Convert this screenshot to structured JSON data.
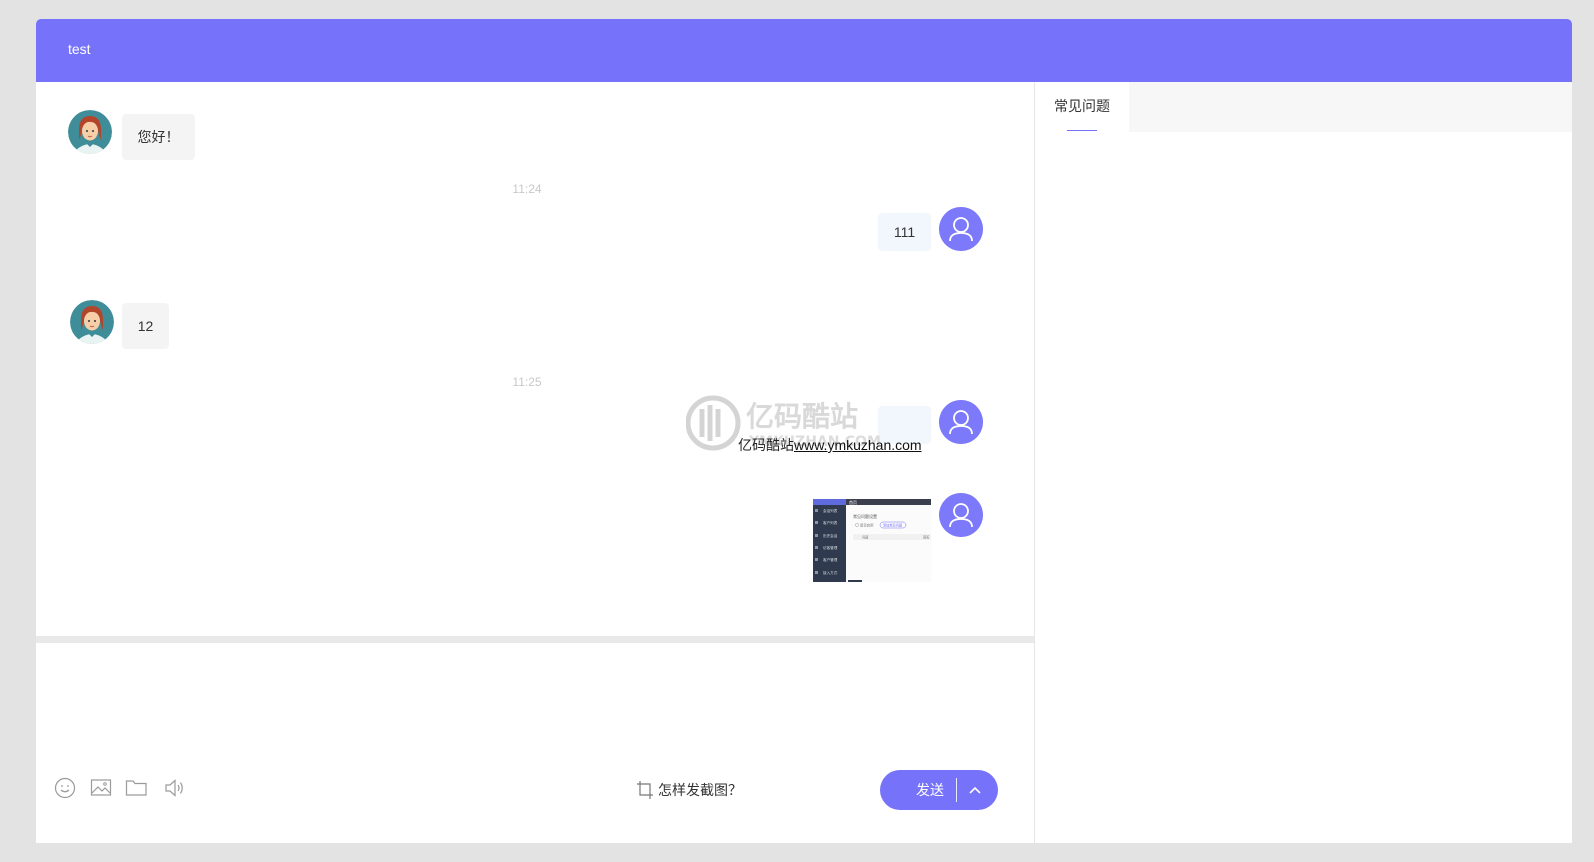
{
  "header": {
    "title": "test"
  },
  "messages": {
    "m1": {
      "text": "您好！"
    },
    "t1": {
      "text": "11:24"
    },
    "m2": {
      "text": "111"
    },
    "m3": {
      "text": "12"
    },
    "t2": {
      "text": "11:25"
    },
    "m4": {
      "link_prefix": "亿码酷站",
      "link_text": "www.ymkuzhan.com"
    }
  },
  "watermark": {
    "cn": "亿码酷站",
    "en": "YMKUZHAN.COM"
  },
  "thumbnail": {
    "tab": "首页",
    "heading": "常见问题设置",
    "checkbox_label": "是否启用",
    "button_label": "添加常见问题",
    "column_left": "问题",
    "column_right": "回答",
    "menu": [
      "会话列表",
      "客户列表",
      "历史会话",
      "访客管理",
      "客户管理",
      "接入方式"
    ]
  },
  "toolbar": {
    "icons": [
      "emoji-icon",
      "image-icon",
      "folder-icon",
      "voice-icon"
    ],
    "screenshot_help": "怎样发截图？",
    "send_label": "发送"
  },
  "faq": {
    "tab_label": "常见问题"
  },
  "colors": {
    "accent": "#7672fa",
    "avatar_user": "#7d79fb"
  }
}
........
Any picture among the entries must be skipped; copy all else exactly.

== Answer below ==
Convert this screenshot to structured JSON data.
{
  "header": {
    "title": "test"
  },
  "messages": {
    "m1": {
      "text": "您好！"
    },
    "t1": {
      "text": "11:24"
    },
    "m2": {
      "text": "111"
    },
    "m3": {
      "text": "12"
    },
    "t2": {
      "text": "11:25"
    },
    "m4": {
      "link_prefix": "亿码酷站",
      "link_text": "www.ymkuzhan.com"
    }
  },
  "watermark": {
    "cn": "亿码酷站",
    "en": "YMKUZHAN.COM"
  },
  "thumbnail": {
    "tab": "首页",
    "heading": "常见问题设置",
    "checkbox_label": "是否启用",
    "button_label": "添加常见问题",
    "column_left": "问题",
    "column_right": "回答",
    "menu": [
      "会话列表",
      "客户列表",
      "历史会话",
      "访客管理",
      "客户管理",
      "接入方式"
    ]
  },
  "toolbar": {
    "icons": [
      "emoji-icon",
      "image-icon",
      "folder-icon",
      "voice-icon"
    ],
    "screenshot_help": "怎样发截图？",
    "send_label": "发送"
  },
  "faq": {
    "tab_label": "常见问题"
  },
  "colors": {
    "accent": "#7672fa",
    "avatar_user": "#7d79fb"
  }
}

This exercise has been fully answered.